**RECORDED DATA:**

□ □ □ □ □ □ □

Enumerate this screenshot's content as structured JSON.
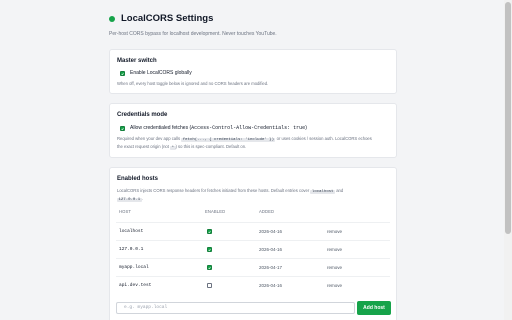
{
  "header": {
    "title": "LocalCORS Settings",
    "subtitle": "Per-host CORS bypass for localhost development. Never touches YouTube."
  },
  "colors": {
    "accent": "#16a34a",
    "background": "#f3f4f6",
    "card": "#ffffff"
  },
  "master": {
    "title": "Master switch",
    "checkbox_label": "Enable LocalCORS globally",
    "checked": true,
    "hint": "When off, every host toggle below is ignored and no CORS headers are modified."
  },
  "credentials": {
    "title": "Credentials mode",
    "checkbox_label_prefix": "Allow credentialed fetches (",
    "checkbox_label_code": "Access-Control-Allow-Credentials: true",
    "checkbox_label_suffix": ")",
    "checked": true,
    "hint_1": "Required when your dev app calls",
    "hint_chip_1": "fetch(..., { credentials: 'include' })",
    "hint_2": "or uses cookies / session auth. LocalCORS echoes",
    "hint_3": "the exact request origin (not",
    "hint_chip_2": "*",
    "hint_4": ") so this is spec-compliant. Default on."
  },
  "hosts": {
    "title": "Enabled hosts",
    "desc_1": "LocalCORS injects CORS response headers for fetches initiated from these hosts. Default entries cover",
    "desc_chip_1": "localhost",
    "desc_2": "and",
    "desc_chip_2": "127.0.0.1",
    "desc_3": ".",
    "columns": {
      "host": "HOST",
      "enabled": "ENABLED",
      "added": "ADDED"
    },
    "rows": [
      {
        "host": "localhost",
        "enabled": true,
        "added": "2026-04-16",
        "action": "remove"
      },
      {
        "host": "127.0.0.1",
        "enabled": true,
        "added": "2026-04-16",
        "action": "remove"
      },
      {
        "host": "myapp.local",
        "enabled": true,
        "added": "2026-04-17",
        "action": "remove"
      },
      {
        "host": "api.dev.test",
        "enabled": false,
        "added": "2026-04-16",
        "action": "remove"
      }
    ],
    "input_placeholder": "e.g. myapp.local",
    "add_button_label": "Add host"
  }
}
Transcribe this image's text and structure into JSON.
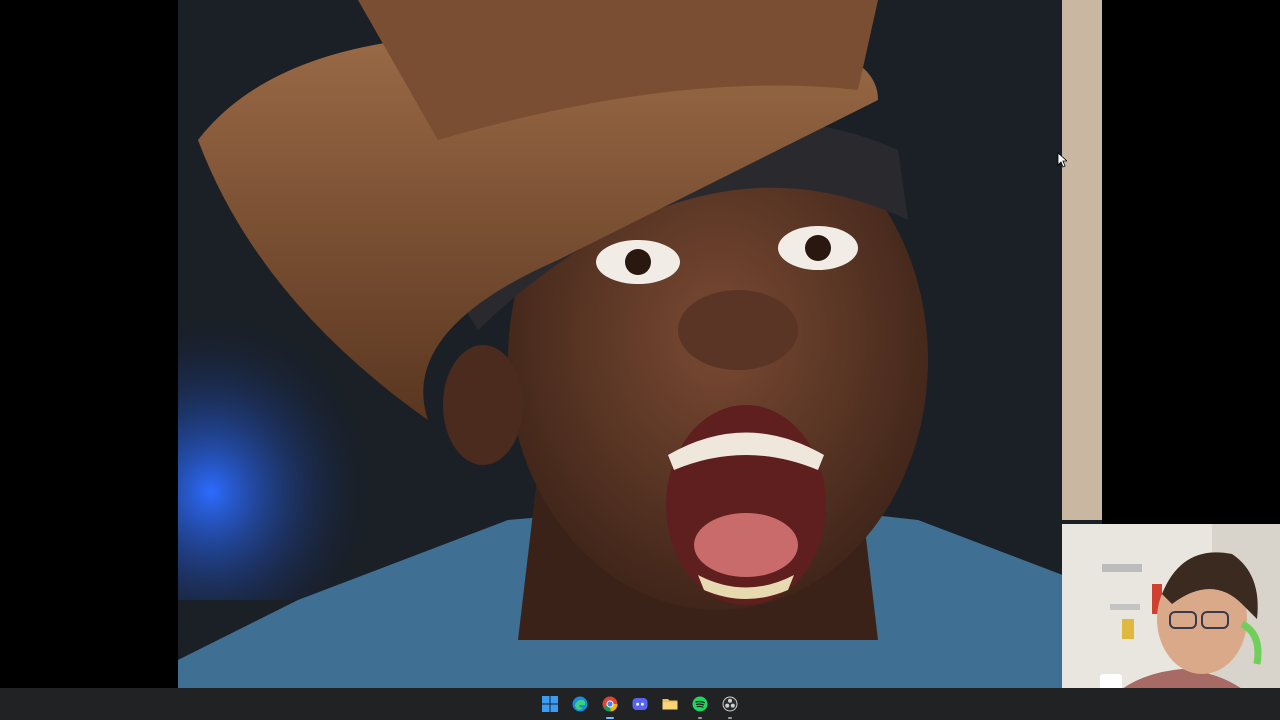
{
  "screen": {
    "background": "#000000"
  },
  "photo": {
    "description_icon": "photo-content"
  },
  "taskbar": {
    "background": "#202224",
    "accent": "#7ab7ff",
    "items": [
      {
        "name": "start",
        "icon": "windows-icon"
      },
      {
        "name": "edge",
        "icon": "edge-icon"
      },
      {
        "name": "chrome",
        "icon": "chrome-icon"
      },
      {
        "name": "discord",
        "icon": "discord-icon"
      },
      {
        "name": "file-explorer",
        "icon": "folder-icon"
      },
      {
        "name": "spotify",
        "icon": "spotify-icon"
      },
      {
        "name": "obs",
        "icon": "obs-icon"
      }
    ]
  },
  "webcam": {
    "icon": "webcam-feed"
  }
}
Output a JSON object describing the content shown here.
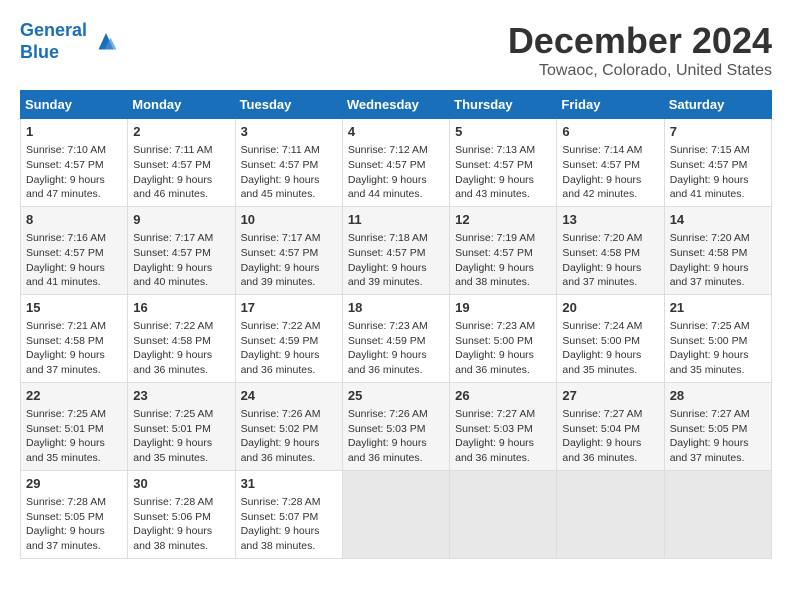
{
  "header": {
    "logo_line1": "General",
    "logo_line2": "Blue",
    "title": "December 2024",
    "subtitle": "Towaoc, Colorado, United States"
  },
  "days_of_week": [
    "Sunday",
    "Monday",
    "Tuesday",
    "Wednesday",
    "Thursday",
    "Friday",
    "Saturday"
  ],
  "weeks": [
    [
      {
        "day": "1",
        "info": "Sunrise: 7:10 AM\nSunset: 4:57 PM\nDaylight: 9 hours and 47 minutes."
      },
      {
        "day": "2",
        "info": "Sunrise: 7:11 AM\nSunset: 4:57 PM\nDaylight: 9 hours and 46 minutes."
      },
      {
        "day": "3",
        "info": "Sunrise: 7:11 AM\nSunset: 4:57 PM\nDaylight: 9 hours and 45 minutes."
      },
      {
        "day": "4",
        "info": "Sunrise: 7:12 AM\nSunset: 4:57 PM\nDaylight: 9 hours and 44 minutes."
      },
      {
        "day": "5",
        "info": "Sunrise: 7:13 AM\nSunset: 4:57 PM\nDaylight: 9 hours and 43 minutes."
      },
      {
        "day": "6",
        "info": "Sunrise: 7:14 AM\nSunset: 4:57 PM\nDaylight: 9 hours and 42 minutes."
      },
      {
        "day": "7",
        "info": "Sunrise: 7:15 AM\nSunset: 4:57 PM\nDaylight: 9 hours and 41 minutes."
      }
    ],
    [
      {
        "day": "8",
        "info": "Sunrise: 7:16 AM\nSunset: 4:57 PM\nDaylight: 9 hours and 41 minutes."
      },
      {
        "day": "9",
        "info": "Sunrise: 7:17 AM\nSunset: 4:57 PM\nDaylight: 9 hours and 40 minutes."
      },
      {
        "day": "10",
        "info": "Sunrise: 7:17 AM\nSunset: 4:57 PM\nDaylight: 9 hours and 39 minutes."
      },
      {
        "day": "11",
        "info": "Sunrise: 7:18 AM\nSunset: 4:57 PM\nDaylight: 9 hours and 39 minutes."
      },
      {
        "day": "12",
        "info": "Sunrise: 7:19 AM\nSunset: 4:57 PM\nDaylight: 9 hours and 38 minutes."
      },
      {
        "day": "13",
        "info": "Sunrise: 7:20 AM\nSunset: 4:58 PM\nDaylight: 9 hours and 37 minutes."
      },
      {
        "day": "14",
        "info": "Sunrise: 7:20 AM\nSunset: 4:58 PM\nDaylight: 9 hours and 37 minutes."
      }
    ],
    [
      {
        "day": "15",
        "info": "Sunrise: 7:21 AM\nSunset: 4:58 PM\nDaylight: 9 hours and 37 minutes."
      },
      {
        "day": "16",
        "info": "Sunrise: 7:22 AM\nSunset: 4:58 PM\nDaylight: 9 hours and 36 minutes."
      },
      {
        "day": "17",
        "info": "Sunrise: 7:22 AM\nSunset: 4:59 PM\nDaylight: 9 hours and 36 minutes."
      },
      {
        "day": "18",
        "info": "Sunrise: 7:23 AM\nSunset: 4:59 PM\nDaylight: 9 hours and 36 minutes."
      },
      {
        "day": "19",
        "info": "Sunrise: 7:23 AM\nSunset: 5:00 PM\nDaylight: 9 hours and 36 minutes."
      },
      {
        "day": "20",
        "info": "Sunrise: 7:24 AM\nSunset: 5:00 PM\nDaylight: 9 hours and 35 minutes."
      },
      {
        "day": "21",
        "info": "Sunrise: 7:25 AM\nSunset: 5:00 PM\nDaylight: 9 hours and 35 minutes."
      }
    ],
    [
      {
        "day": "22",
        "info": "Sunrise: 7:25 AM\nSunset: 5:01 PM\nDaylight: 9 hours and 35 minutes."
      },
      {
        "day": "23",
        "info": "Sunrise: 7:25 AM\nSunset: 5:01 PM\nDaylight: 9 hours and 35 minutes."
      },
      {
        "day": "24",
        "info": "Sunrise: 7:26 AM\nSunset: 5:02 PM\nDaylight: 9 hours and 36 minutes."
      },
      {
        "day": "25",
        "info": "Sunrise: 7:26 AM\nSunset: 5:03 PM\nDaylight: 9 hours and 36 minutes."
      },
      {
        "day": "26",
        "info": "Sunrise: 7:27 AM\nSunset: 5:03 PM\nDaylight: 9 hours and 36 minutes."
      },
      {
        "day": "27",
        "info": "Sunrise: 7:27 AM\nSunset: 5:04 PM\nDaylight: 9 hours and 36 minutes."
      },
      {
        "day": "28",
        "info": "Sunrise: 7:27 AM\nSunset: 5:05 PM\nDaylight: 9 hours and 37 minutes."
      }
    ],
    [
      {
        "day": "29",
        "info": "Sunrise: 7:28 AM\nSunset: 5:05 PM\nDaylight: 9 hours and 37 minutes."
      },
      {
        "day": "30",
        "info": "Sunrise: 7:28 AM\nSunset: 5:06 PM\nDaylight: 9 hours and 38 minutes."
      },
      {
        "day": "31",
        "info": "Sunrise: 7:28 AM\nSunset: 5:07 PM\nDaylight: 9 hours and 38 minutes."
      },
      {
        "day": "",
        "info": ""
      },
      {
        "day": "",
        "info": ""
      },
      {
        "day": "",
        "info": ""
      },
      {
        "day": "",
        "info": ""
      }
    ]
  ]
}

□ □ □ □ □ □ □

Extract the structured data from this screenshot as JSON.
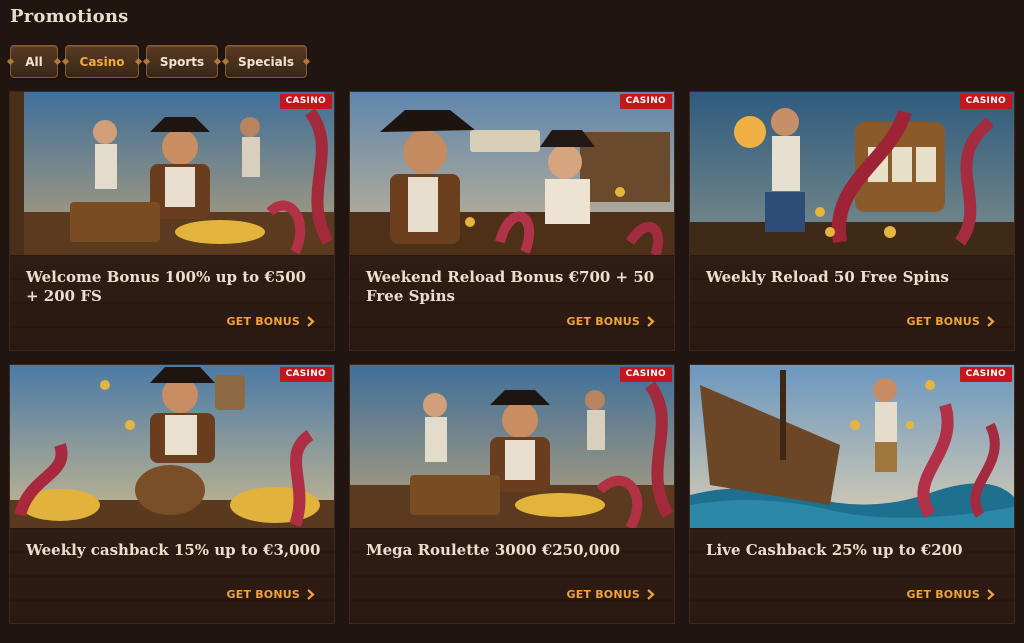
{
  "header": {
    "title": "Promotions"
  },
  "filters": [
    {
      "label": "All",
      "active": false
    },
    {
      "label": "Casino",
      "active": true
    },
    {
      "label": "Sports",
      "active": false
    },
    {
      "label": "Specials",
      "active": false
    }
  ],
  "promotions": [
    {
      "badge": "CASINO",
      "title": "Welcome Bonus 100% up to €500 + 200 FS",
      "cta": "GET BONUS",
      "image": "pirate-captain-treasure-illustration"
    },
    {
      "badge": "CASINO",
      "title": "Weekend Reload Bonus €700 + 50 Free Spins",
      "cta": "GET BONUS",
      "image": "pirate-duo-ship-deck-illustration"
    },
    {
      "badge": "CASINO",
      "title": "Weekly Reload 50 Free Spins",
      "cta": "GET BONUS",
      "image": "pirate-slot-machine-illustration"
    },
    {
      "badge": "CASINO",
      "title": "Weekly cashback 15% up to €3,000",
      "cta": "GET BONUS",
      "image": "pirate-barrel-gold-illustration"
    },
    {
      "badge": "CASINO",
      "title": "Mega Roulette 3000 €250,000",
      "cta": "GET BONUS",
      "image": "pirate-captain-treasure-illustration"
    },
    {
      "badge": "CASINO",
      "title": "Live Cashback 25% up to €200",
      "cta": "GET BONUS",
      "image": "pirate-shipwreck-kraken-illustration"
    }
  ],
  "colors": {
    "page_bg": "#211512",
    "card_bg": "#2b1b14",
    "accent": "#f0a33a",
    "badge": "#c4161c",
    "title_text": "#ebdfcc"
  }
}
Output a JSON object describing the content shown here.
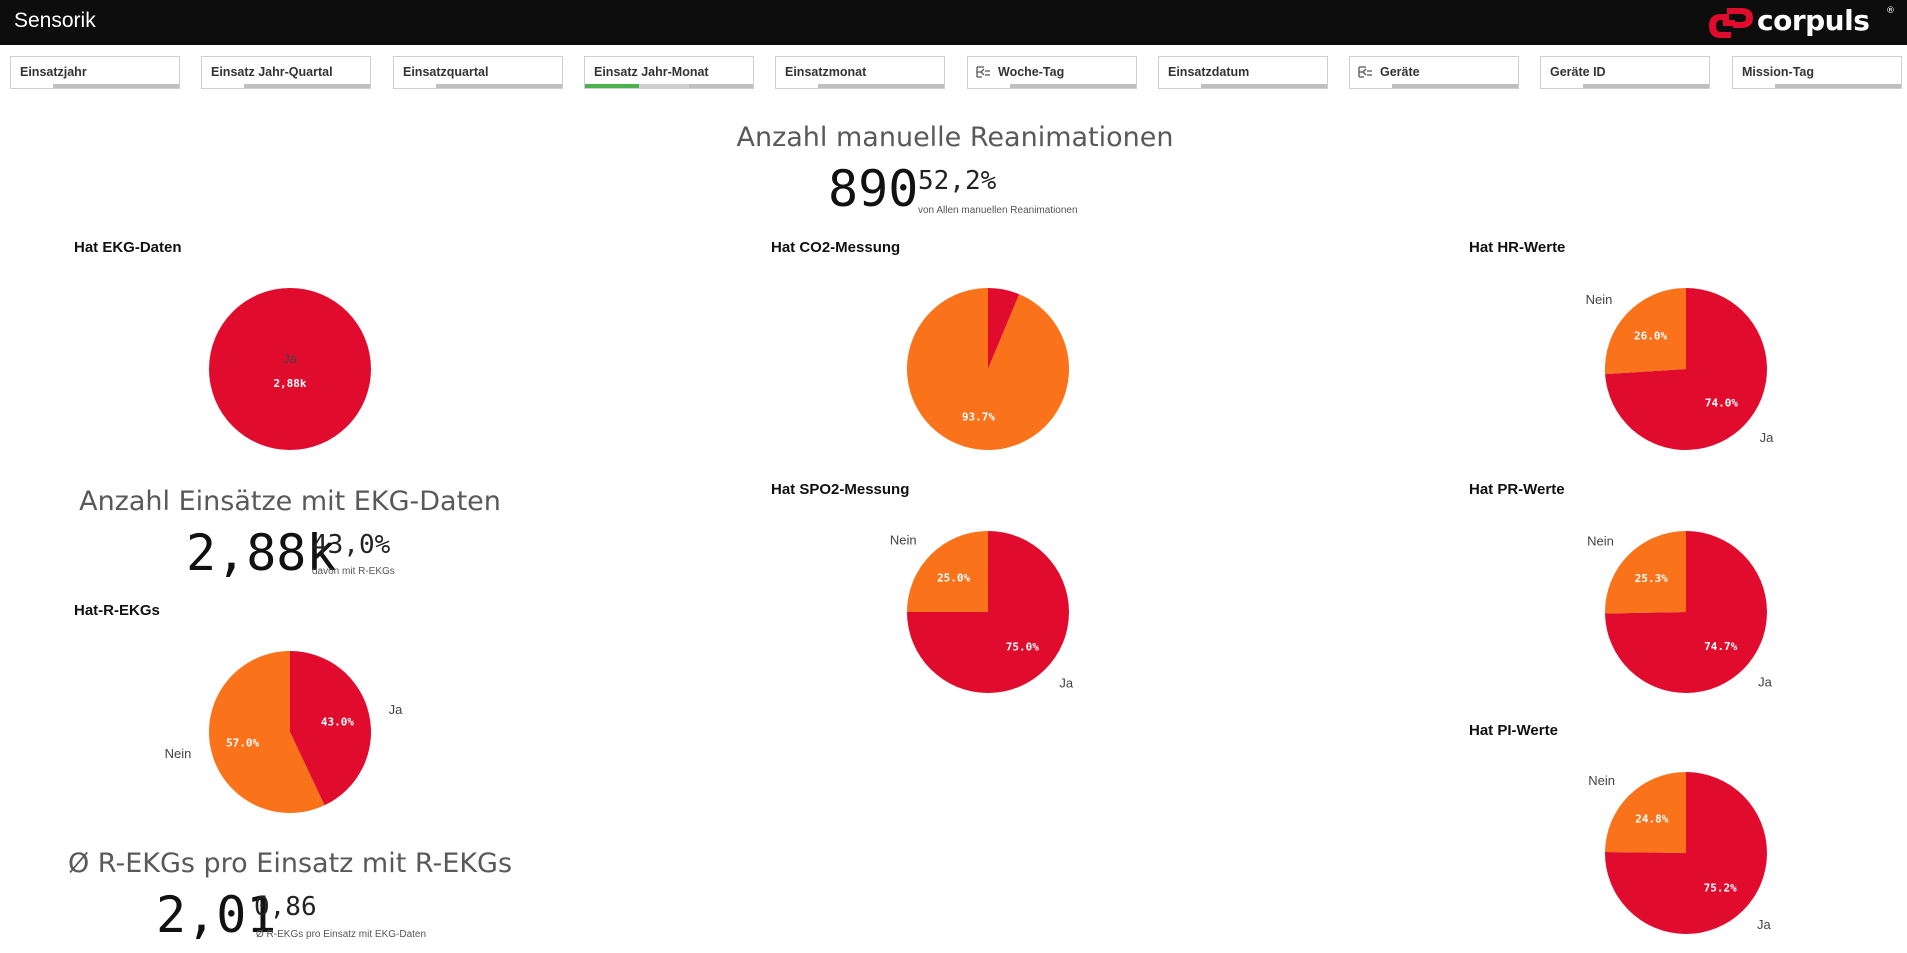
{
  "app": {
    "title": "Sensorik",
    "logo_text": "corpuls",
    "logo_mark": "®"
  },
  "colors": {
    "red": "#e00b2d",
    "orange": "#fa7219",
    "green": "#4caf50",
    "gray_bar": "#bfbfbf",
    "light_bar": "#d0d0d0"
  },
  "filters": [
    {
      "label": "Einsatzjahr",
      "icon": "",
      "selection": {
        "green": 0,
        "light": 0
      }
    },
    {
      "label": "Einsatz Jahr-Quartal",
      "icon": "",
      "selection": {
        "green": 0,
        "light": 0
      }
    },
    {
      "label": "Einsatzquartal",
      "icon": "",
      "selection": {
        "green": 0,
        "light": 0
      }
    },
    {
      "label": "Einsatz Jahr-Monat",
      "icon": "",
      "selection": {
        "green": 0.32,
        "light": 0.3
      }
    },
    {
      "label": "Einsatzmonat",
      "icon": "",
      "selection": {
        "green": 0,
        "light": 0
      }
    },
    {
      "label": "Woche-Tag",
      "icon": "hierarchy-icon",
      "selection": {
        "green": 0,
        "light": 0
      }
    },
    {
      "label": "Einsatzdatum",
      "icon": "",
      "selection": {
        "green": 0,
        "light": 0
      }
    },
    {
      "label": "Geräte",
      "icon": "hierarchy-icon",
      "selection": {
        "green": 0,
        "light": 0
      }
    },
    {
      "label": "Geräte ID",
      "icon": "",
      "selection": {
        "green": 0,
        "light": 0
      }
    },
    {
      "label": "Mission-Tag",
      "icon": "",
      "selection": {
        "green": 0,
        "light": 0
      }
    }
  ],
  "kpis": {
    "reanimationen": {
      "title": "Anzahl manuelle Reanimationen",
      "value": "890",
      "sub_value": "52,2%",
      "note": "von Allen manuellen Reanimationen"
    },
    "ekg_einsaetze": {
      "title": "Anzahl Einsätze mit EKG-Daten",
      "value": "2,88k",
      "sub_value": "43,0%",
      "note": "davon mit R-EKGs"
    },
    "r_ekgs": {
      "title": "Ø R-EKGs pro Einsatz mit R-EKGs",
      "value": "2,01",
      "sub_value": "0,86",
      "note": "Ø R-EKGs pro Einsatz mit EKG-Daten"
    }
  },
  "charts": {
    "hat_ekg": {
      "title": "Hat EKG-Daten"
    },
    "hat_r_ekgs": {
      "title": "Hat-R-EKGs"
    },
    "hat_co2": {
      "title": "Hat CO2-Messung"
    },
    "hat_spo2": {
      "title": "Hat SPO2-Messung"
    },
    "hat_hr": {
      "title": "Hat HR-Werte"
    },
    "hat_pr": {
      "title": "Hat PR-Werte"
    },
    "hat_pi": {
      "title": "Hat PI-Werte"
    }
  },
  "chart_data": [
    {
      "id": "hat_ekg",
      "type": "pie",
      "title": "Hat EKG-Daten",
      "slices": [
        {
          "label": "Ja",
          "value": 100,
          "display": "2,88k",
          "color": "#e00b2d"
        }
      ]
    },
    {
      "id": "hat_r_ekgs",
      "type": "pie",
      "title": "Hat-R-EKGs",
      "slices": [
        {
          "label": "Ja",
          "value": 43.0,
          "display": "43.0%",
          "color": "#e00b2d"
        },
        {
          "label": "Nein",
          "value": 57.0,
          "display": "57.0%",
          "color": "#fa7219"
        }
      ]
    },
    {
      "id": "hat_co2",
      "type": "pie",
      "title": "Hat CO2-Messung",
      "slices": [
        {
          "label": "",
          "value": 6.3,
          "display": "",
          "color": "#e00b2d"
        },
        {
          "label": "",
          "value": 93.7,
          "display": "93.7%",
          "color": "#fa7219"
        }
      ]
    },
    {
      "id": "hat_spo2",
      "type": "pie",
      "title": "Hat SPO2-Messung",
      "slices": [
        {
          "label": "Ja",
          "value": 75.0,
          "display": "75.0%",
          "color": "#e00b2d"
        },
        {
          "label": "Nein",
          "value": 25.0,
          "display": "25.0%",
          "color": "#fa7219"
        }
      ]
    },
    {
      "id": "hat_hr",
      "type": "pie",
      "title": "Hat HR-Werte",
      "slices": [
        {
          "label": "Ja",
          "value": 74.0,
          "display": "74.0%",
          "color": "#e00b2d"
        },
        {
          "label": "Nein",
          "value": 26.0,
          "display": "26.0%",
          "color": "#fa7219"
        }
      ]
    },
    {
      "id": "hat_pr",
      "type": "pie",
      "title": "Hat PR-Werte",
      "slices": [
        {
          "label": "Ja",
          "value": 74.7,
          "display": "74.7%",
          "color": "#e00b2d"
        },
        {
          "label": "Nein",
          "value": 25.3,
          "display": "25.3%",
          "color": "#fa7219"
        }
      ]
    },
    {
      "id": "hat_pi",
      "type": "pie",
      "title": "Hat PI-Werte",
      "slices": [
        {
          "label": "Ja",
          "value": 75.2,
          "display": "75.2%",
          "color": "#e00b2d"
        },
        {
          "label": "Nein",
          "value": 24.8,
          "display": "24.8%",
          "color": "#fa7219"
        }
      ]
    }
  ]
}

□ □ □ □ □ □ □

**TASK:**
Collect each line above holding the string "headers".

**RESULT OF THE EXERCISE:**
    "hint": "When off, every host toggle below is ignored and no CORS headers are modified."
    "desc_1": "LocalCORS injects CORS response headers for fetches initiated from these hosts. Default entries cover",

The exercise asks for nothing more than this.